The majority opinion, written by Trump nominee Neil Gorsuch, upholds the legality of mandatory arbitration clauses that bar workers from filing lawsuits. This locks the courtroom doors for coal miners suffering from black lung, construction workers with mesothelioma, fast food workers cheated of overtime pay, farmworkers denied the minimum wage, waitresses sexually harassed by their bosses, and countless other workers suffering forms of workplace abuse and exploitation. It announces “open season” for intensified corporate exploitation at tens of thousands of workplaces across the country.

The decision revives the legal doctrine of the Gilded Age elaborated by the Supreme Court’s 1905 decision Lochner v. New York, which overturned a state law limiting the workday to 10 hours on the absurd grounds that the regulations violated workers’ “right” to work as long as they want. In reality, that ruling safeguarded the power of corporations to exploit workers without recourse.

Today’s Supreme Court followed a similar logic, justifying its decision to eliminate workers’ right to sue with the lie that workers are always free to negotiate better contracts with their corporate bosses.

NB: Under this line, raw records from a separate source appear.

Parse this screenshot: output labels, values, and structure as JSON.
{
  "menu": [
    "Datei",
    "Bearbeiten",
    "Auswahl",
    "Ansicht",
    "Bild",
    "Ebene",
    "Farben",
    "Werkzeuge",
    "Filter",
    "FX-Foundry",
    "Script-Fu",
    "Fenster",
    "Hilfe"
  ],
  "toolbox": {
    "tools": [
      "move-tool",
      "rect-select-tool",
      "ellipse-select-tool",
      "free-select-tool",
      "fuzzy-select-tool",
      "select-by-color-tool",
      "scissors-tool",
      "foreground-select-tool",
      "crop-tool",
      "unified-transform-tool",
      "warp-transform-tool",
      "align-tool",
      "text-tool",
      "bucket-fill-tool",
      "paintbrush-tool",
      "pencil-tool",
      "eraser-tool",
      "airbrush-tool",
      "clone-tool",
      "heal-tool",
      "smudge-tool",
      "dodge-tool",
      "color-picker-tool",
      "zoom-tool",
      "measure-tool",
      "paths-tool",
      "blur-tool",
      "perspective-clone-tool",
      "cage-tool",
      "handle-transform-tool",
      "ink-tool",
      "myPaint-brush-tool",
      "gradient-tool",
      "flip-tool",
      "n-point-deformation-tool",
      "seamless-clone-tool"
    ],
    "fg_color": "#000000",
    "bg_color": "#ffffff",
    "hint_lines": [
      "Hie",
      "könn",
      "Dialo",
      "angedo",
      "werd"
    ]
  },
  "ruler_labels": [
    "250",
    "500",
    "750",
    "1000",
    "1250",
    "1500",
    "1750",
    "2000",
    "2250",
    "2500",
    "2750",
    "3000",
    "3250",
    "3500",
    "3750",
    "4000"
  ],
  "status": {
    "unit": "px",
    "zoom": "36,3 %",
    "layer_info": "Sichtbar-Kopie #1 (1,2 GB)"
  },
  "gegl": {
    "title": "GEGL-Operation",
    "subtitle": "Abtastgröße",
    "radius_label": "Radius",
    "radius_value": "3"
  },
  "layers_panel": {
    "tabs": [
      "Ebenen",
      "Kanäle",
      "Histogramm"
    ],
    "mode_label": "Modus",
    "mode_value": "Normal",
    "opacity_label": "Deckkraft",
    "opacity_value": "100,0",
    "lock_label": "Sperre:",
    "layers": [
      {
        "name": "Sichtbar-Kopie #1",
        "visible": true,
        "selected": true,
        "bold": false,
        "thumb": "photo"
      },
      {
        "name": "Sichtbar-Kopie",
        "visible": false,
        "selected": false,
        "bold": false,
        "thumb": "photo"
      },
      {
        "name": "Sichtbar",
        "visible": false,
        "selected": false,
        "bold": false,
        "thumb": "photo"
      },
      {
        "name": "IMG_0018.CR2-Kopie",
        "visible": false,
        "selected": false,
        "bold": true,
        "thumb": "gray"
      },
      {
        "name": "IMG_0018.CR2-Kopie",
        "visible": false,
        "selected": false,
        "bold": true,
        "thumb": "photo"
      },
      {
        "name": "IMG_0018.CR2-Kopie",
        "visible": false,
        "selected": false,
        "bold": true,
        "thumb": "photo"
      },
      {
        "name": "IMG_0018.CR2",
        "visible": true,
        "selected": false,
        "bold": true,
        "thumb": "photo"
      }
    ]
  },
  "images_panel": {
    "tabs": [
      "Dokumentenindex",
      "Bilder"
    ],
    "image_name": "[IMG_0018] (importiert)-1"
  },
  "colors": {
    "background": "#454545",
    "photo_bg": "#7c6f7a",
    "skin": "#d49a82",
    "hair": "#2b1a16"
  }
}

According to the Economic Policy Institute, roughly 60 million workers—56 percent of all private-sector nonunion workers—now no longer have access to the courts. Arbitration is a sham process set up by the corporations to deprive workers of even the minimal protections afforded by the courts and to spare businesses the cost of litigation.

Arbitration forces workers to take their grievances to a private tribunal. Sixty percent of all arbitrators are lawyers who formerly represented corporations. Arbitrators develop corrupt relationships with corporate lawyers who regularly appear before their tribunals and almost always rule against workers. Due process is severely limited as the rules of the arbitration are written by the corporations themselves.

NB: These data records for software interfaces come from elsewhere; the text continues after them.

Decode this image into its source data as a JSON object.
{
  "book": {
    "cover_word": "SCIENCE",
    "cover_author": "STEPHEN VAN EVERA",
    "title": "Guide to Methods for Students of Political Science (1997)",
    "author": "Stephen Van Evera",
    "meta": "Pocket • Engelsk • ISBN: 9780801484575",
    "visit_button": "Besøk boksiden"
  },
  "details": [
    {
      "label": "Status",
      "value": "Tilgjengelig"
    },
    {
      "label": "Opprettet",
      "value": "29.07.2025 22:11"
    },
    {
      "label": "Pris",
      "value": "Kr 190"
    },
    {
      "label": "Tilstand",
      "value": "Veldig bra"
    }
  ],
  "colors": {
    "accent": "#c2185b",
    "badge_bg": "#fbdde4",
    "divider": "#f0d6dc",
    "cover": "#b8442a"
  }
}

According to a 2015 study, workers prevail in only 20 percent of all claims brought to arbitration and win an average of just $23,548. By comparison, workers win 57 percent of cases in state court, with an average compensation of $328,008…

[read more here]